BEGIN PROVIDED DATA

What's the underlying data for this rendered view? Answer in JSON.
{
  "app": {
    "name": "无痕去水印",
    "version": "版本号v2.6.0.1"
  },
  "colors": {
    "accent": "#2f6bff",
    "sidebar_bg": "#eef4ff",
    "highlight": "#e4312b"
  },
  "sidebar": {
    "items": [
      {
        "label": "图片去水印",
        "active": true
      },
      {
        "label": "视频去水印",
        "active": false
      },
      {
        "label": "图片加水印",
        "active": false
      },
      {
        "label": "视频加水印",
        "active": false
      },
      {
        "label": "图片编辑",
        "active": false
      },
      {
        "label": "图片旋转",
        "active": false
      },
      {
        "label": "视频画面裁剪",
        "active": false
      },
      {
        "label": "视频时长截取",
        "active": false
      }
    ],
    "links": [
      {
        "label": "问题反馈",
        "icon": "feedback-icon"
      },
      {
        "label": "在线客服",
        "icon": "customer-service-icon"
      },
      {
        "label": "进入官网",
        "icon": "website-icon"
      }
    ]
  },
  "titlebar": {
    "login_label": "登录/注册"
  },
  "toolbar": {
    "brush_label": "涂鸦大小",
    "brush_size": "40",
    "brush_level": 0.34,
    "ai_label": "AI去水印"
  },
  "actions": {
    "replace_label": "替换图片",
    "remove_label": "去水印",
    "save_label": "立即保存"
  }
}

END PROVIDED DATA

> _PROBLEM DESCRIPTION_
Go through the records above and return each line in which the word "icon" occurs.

> _YOUR RESPONSE_
        "icon": "feedback-icon"
        "icon": "customer-service-icon"
        "icon": "website-icon"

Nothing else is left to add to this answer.